New tools based on AI can help diagnose schizophrenia

A language-based computational assay of conceptual disorganization in schizophrenia.


Schizophrenia is a debilitating neuropsychiatric disorder whose core clinical features are thought to reflect abnormalities in internal conceptual representations. Blood tests and brain scans play a tiny part in psychiatric diagnosis and are almost exclusively used to complement talking with patients and others close to them.

However, this lack of specificity makes it difficult to monitor treatment and get a deeper knowledge of the origins of mental disease.

A new study by the UCL Queen Square Institute for Neurology aims to understand how automated language analysis could help doctors and scientists diagnose and assess psychiatric conditions. Scientists have developed new tools based on AI language models to characterize subtle signatures in the speech of patients diagnosed with schizophrenia.

26 participants with schizophrenia and 26 control participants were given five minutes to complete two verbal fluency tests, which involved naming as many words as possible that fit into the ” animals ” category or began with the letter “p”.

The scientists employed an AI language model trained on vast amounts of online content to represent word meaning similarly to humans to analyze the responses provided by participants. They investigated whether the AI model could anticipate the phrases that subjects recalled on the spur of the moment and whether this predictability was altered in schizophrenia patients.

They discovered that patients with the most severe symptoms of schizophrenia had the most significant discrepancy between the answers supplied by controls and those predicted by the AI model.

According to the researchers, the difference may be related to how the brain develops connections between memories and concepts and stores this knowledge in so-called “cognitive maps.” In a second section of the same study, the scientists used brain scanning to analyze brain activity in brain regions involved in learning and retaining these “cognitive maps,” they found evidence to support their theory.

Lead author, Dr Matthew Nour (UCL Queen Square Institute of Neurology and University of Oxford) said“Until very recently, the automatic analysis of language has been out of reach of doctors and scientists. However, this situation is changing with the advent of artificial intelligence (AI) language models such as ChatGPT.”

“This work shows the potential of applying AI language models to psychiatry – a medical field intimately related to language and meaning.”

The team from UCL and Oxford now plan to use this technology in a larger sample of patients across more diverse speech settings to test whether it might prove useful in the clinic.
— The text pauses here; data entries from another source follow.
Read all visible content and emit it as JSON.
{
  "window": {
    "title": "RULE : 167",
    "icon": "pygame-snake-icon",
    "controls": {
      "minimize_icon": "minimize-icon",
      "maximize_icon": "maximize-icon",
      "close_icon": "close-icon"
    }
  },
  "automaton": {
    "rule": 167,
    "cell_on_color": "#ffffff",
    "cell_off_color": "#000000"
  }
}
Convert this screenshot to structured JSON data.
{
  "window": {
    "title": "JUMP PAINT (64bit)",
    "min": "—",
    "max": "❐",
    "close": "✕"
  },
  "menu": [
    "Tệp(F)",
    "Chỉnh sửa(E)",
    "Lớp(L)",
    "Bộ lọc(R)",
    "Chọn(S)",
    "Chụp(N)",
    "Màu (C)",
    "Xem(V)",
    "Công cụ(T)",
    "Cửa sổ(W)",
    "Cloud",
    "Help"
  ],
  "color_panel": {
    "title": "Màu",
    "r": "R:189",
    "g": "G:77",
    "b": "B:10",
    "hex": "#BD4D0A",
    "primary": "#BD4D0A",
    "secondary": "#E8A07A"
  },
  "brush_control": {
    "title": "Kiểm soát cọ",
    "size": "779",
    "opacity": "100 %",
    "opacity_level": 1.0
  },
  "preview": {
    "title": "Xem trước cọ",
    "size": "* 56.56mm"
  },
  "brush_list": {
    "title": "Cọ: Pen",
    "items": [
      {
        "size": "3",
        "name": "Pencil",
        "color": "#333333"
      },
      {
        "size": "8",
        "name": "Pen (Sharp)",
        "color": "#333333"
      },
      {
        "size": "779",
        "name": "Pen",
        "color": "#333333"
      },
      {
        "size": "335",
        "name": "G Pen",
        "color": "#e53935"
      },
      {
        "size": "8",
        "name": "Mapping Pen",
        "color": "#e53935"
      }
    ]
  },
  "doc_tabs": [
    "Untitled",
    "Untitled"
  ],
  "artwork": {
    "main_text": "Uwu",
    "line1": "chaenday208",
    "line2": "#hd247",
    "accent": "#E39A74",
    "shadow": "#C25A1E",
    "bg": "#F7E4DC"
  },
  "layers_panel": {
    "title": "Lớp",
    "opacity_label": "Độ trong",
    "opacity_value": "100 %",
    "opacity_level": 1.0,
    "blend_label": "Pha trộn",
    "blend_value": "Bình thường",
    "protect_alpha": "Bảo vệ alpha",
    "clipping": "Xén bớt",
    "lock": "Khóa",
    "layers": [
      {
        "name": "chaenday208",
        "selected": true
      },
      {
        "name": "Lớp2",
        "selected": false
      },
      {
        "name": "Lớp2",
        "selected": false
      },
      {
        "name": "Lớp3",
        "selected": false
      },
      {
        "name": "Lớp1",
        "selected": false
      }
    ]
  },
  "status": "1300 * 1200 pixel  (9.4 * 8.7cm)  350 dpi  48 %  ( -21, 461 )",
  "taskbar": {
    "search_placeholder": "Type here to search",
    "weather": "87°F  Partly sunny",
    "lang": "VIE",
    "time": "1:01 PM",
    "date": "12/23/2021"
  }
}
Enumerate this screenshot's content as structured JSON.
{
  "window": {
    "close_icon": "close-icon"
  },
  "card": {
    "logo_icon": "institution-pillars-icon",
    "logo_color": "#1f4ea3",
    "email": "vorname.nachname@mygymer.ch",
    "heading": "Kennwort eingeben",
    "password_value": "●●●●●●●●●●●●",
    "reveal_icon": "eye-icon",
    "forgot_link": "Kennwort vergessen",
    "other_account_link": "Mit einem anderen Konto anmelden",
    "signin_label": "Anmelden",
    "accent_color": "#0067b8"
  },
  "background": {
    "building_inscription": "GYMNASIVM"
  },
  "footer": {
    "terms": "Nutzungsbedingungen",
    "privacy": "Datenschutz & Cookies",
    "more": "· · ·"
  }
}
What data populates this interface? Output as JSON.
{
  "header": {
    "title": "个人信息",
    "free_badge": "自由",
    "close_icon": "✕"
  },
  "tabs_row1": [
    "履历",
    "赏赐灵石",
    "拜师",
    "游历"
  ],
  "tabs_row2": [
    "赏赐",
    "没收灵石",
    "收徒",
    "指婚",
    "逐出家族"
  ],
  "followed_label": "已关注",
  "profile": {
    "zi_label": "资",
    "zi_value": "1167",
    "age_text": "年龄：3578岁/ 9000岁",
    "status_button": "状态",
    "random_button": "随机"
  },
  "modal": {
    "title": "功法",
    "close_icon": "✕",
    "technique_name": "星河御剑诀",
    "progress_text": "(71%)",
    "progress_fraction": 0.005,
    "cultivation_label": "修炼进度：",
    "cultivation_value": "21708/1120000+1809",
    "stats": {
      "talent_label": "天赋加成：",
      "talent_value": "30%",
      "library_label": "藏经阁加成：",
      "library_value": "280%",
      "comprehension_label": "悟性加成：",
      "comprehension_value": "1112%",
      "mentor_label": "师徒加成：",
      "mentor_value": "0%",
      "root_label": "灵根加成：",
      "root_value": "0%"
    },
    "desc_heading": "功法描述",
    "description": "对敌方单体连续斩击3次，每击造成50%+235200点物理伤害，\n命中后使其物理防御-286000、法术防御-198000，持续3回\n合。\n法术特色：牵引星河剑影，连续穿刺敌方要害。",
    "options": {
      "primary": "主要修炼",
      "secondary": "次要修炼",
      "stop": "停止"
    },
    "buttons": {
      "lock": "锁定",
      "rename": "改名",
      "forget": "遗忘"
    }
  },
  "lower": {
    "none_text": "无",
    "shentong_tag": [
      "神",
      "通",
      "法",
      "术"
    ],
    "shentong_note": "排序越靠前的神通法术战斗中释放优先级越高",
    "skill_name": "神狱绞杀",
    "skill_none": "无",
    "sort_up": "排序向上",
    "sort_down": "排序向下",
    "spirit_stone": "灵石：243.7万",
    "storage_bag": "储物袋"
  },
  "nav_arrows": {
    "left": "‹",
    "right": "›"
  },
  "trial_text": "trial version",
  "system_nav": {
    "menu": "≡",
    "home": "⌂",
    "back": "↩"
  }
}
Journal Reference:

  1. Matthew M. Nour, Daniel C. McNamee, Yunzhe Liu et al. Trajectories through semantic spaces in schizophrenia and the relationship to ripple bursts. PNAS. DOI: 10.1073/pnas.2305290120